Finally, WasBindgen provides partial support for homogeneous vectors, but only for numeric types, which are translated to typed array instances. And they are essentially only useful when manipulating raw binary data. They are quite far from the standard general-purpose arrays we usually want. Also, vectors of non-primitive types, nested vectors, or tuples are not supported at all.
7. Seamless Integration with tspy
We discovered tspy, a magical tool that generates type-safe and ergonomic bindings for seamlessly integrating Rust functions into TypeScript apps with WebAssembly. It eliminates the need for manual casting and provides strong late type bindings. We'll demonstrate its usage with Enum variants and the serialization process. WebAssembly is ideal for CPU-intensive tasks and complex logic, but lacks input-output support. TSFI is the best solution for type-safe bindings, although it heavily relies on macro magic. Generic containers like vectors and hash maps require specifying the generic type and wrapping them in a struct or enum variant. Check out the example of TSFI usage in Lira, a TypeScript-based full-text search engine with WebAssembly support.

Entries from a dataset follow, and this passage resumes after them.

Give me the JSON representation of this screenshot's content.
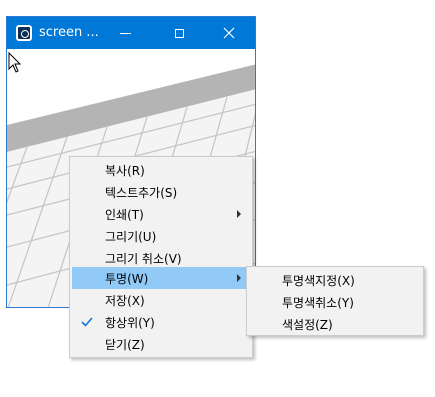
{
  "window": {
    "title": "screen ...",
    "accent_color": "#0078d7",
    "minimize_icon": "minimize-icon",
    "maximize_icon": "maximize-icon",
    "close_icon": "close-icon"
  },
  "context_menu": {
    "items": [
      {
        "label": "복사(R)"
      },
      {
        "label": "텍스트추가(S)"
      },
      {
        "label": "인쇄(T)",
        "has_submenu": true
      },
      {
        "label": "그리기(U)"
      },
      {
        "label": "그리기 취소(V)"
      },
      {
        "label": "투명(W)",
        "has_submenu": true,
        "highlighted": true
      },
      {
        "label": "저장(X)"
      },
      {
        "label": "항상위(Y)",
        "checked": true
      },
      {
        "label": "닫기(Z)"
      }
    ],
    "highlight_color": "#91c9f7"
  },
  "submenu": {
    "items": [
      {
        "label": "투명색지정(X)"
      },
      {
        "label": "투명색취소(Y)"
      },
      {
        "label": "색설정(Z)"
      }
    ]
  }
}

So it's typed as any in TypeScript and it's not really that useful. So we started this journey in an effort to seamlessly integrate Rust functions for data structures into TypeScript apps with WebAssembly. And it looks like we should give up. Unless maybe there is a magical tool that could help us by generating type safety and ergonomic bindings.